Thomas Jonathan “Stonewall” Jackson was a warrior. Prior to the Civil War, he had taught the science of war at the Virginia Military Institute. As a leader of warriors from the beginning of the Civil War until his death in May 1863, Jackson was intelligent and respected. He had earned his nickname “Stonewall” at the first Battle of Manassas, where his troops held the field at a pivotal point in the battle.

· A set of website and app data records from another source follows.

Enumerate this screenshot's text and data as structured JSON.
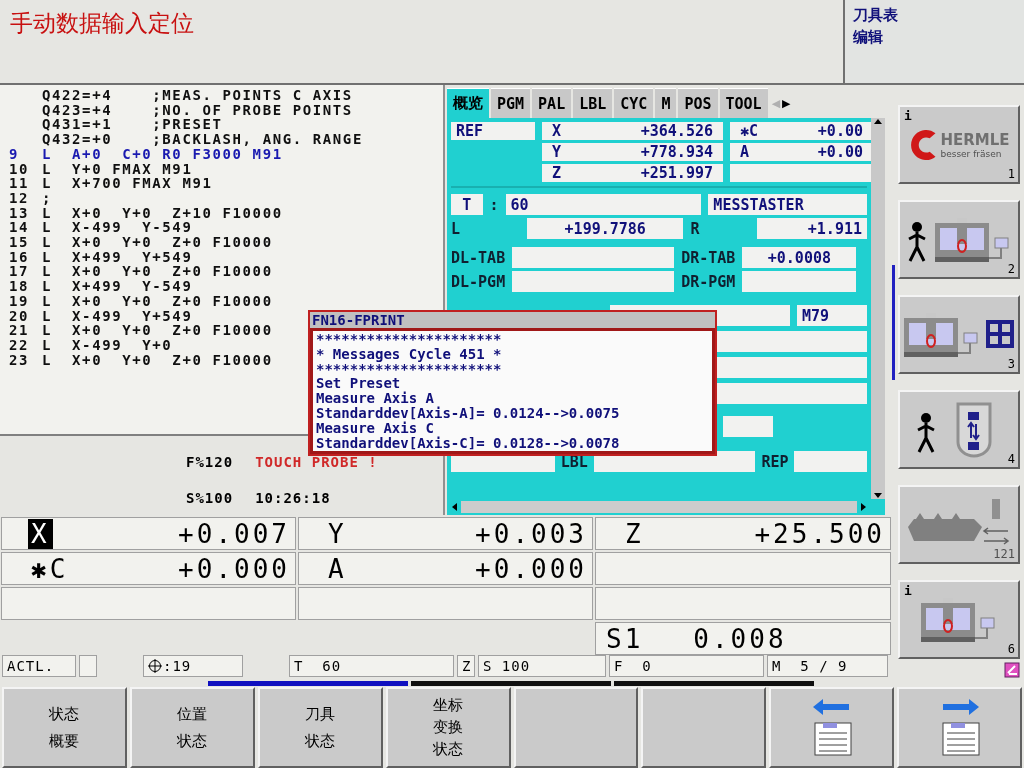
{
  "header": {
    "title": "手动数据输入定位",
    "side_lines": [
      "刀具表",
      "编辑"
    ]
  },
  "program": {
    "lines": [
      {
        "text": "Q422=+4    ;MEAS. POINTS C AXIS",
        "current": false
      },
      {
        "text": "Q423=+4    ;NO. OF PROBE POINTS",
        "current": false
      },
      {
        "text": "Q431=+1    ;PRESET",
        "current": false
      },
      {
        "text": "Q432=+0    ;BACKLASH, ANG. RANGE",
        "current": false
      },
      {
        "number": "9",
        "text": "L  A+0  C+0 R0 F3000 M91",
        "current": true
      },
      {
        "number": "10",
        "text": "L  Y+0 FMAX M91",
        "current": false
      },
      {
        "number": "11",
        "text": "L  X+700 FMAX M91",
        "current": false
      },
      {
        "number": "12",
        "text": ";",
        "current": false
      },
      {
        "number": "13",
        "text": "L  X+0  Y+0  Z+10 F10000",
        "current": false
      },
      {
        "number": "14",
        "text": "L  X-499  Y-549",
        "current": false
      },
      {
        "number": "15",
        "text": "L  X+0  Y+0  Z+0 F10000",
        "current": false
      },
      {
        "number": "16",
        "text": "L  X+499  Y+549",
        "current": false
      },
      {
        "number": "17",
        "text": "L  X+0  Y+0  Z+0 F10000",
        "current": false
      },
      {
        "number": "18",
        "text": "L  X+499  Y-549",
        "current": false
      },
      {
        "number": "19",
        "text": "L  X+0  Y+0  Z+0 F10000",
        "current": false
      },
      {
        "number": "20",
        "text": "L  X-499  Y+549",
        "current": false
      },
      {
        "number": "21",
        "text": "L  X+0  Y+0  Z+0 F10000",
        "current": false
      },
      {
        "number": "22",
        "text": "L  X-499  Y+0",
        "current": false
      },
      {
        "number": "23",
        "text": "L  X+0  Y+0  Z+0 F10000",
        "current": false
      }
    ],
    "feed_override": "F%120",
    "message": "TOUCH PROBE !",
    "spindle_override": "S%100",
    "time": "10:26:18"
  },
  "status_panel": {
    "tabs": [
      {
        "label": "概览",
        "selected": true
      },
      {
        "label": "PGM",
        "selected": false
      },
      {
        "label": "PAL",
        "selected": false
      },
      {
        "label": "LBL",
        "selected": false
      },
      {
        "label": "CYC",
        "selected": false
      },
      {
        "label": "M",
        "selected": false
      },
      {
        "label": "POS",
        "selected": false
      },
      {
        "label": "TOOL",
        "selected": false
      }
    ],
    "tab_scroll": [
      "◀",
      "▶"
    ],
    "ref_label": "REF",
    "axes": [
      {
        "axis": "X",
        "value": "+364.526"
      },
      {
        "axis": "Y",
        "value": "+778.934"
      },
      {
        "axis": "Z",
        "value": "+251.997"
      }
    ],
    "rotary_axes": [
      {
        "axis": "✱C",
        "value": "+0.00"
      },
      {
        "axis": "A",
        "value": "+0.00"
      }
    ],
    "tool": {
      "label": "T",
      "separator": ":",
      "number": "60",
      "name": "MESSTASTER"
    },
    "fields": [
      {
        "label": "L",
        "value": "+199.7786"
      },
      {
        "label": "R",
        "value": "+1.911"
      },
      {
        "label": "DL-TAB"
      },
      {
        "label": "DR-TAB",
        "value": "+0.0008"
      },
      {
        "label": "DL-PGM"
      },
      {
        "label": "DR-PGM"
      }
    ],
    "m_code": "M79",
    "lbl_label": "LBL",
    "rep_label": "REP"
  },
  "popup": {
    "title": "FN16-FPRINT",
    "lines": [
      "**********************",
      "* Messages Cycle 451 *",
      "**********************",
      "Set Preset",
      "Measure Axis A",
      "Standarddev[Axis-A]= 0.0124-->0.0075",
      "Measure Axis C",
      "Standarddev[Axis-C]= 0.0128-->0.0078"
    ]
  },
  "positions": [
    {
      "axis": "X",
      "value": "+0.007",
      "highlighted": true
    },
    {
      "axis": "Y",
      "value": "+0.003",
      "highlighted": false
    },
    {
      "axis": "Z",
      "value": "+25.500",
      "highlighted": false
    },
    {
      "axis": "✱C",
      "value": "+0.000",
      "highlighted": false
    },
    {
      "axis": "A",
      "value": "+0.000",
      "highlighted": false
    }
  ],
  "spindle": {
    "label": "S1",
    "value": "0.008"
  },
  "status_bar": {
    "mode": "ACTL.",
    "datum": ":19",
    "tool": "T  60",
    "tool_axis": "Z",
    "speed": "S 100",
    "feed": "F  0",
    "m_function": "M  5 / 9"
  },
  "side_softkeys": [
    {
      "kind": "logo",
      "info": "i",
      "number": "1",
      "brand": "HERMLE",
      "slogan": "besser fräsen"
    },
    {
      "kind": "operator-machine",
      "number": "2"
    },
    {
      "kind": "machine-grid",
      "number": "3"
    },
    {
      "kind": "operator-spindle",
      "number": "4"
    },
    {
      "kind": "gear-milling",
      "number": "121"
    },
    {
      "kind": "machine",
      "info": "i",
      "number": "6"
    }
  ],
  "softkey_pages": [
    {
      "selected": true
    },
    {
      "selected": false
    },
    {
      "selected": false
    }
  ],
  "softkeys": [
    {
      "kind": "text",
      "lines": [
        "状态",
        "概要"
      ]
    },
    {
      "kind": "text",
      "lines": [
        "位置",
        "状态"
      ]
    },
    {
      "kind": "text",
      "lines": [
        "刀具",
        "状态"
      ]
    },
    {
      "kind": "text",
      "lines": [
        "坐标",
        "变换",
        "状态"
      ]
    },
    {
      "kind": "blank"
    },
    {
      "kind": "blank"
    },
    {
      "kind": "page-back"
    },
    {
      "kind": "page-forward"
    }
  ]
}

Jackson was also a spiritual man. He believed in the holiness of his cause, as evidenced in his letter to the Reverend Dr. Francis McFarland in July 1862. Only weeks after his tactical successes in the Shenandoah Valley campaign, Jackson wrote, “Please continue to pray for me and for the success of the troops entrusted to me. It cheers my heart to think that many of God’s people are praying to our very kind Heavenly Father for the success of the army to which I belong.” Jackson continued, imploring the reverend, “I trust that you will under God’s direction do what you can in securing the prayers of His people for the success of our arms” and noted that his trust was “in God for success.” And although he did so when his hand was forced, Jackson did not believe in fighting on Sunday.
Stonewall Jackson, warrior and Christian, was a simple man on the surface, but his way of war was anything but simple. In the spring of 1862, Jackson and his troops punched and hammered away at the Union army. The recalcitrant Jackson eluded the federals sent to subdue the Shenandoah Valley, and he simultaneously provided a diversion that occupied northern troops who were needed in General George McClellan’s attack on Richmond. Historian John S. Salmon describes Jackson’s dramatic impact on the southern war effort:
During a period of about five weeks, Jackson and his 17,000-man “foot cavalry” defeated three Federal armies totaling 52,000 troops. He inflicted about 7,000 casualties while suffering about 2,500. He and his men marched roughly 650 miles and fought several battles, Jackson upset Lincoln and McClellan’s plans, made his name famous throughout the country, and aided the Confederate defensive effort at Richmond. Luck and skill had combined to give him a brilliant strategic victory.
At Kernstown, Front Royal, Winchester, and Port Republic, Stonewall Jackson’s efforts breathed new life into the Confederacy, which had suffered recently in the West at Fort Donelson, Fort Henry, and Shiloh. With speed, resilience, and knowledge of the Shenandoah Valley terrain, Jackson further proved himself to be one of the South’s most capable and courageous generals.
—Warren Perry, Catalog of American Portraits, National Portrait Gallery
Thomas Jonathan Jackson / J. W. King, copy after: George W. Minnis / Oil on canvas, 1864 / National Portrait Gallery, Smithsonian Institution; given in memory of Lieselotte Richardson
Thomas Jonathan Jackson / H. B. Hull / Sixth-plate daguerreotype, 1855 / National Portrait Gallery, Smithsonian Institution
Letter of Thomas Jackson, July 31, 1862, to the Reverend Dr. Francis McFarland, from the Virginia Military Institute digital archives, cited at http://www.vmi.edu/archives.aspx?id=9317
John S. Salmon, “Land Operations in Virginia,” in Virginia at War: 1862, ed. William C. Davis and James I. Robertson Jr. (Lexington: University Press of Kentucky, 2007).